* **Task material**
□ □ □ □

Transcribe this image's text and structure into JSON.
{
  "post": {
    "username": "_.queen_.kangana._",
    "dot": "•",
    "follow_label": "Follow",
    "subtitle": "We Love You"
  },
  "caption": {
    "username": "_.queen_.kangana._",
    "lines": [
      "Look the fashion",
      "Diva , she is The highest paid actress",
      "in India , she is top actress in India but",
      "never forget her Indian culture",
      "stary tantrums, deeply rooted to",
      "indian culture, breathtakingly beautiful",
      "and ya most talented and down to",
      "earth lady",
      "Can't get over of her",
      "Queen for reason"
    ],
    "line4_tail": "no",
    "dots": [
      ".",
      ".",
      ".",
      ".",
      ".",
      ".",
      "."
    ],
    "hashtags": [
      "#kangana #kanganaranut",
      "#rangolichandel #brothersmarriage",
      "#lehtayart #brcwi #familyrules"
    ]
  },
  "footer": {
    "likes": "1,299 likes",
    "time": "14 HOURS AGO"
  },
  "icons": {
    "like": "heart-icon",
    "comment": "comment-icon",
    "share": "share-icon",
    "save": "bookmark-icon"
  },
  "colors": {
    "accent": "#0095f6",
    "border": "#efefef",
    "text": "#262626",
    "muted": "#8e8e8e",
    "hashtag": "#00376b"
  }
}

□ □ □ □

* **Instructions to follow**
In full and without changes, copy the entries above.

* **Worked solution**
Transcribe this image's text and structure into JSON.
{
  "post": {
    "username": "_.queen_.kangana._",
    "dot": "•",
    "follow_label": "Follow",
    "subtitle": "We Love You"
  },
  "caption": {
    "username": "_.queen_.kangana._",
    "lines": [
      "Look the fashion",
      "Diva , she is The highest paid actress",
      "in India , she is top actress in India but",
      "never forget her Indian culture",
      "stary tantrums, deeply rooted to",
      "indian culture, breathtakingly beautiful",
      "and ya most talented and down to",
      "earth lady",
      "Can't get over of her",
      "Queen for reason"
    ],
    "line4_tail": "no",
    "dots": [
      ".",
      ".",
      ".",
      ".",
      ".",
      ".",
      "."
    ],
    "hashtags": [
      "#kangana #kanganaranut",
      "#rangolichandel #brothersmarriage",
      "#lehtayart #brcwi #familyrules"
    ]
  },
  "footer": {
    "likes": "1,299 likes",
    "time": "14 HOURS AGO"
  },
  "icons": {
    "like": "heart-icon",
    "comment": "comment-icon",
    "share": "share-icon",
    "save": "bookmark-icon"
  },
  "colors": {
    "accent": "#0095f6",
    "border": "#efefef",
    "text": "#262626",
    "muted": "#8e8e8e",
    "hashtag": "#00376b"
  }
}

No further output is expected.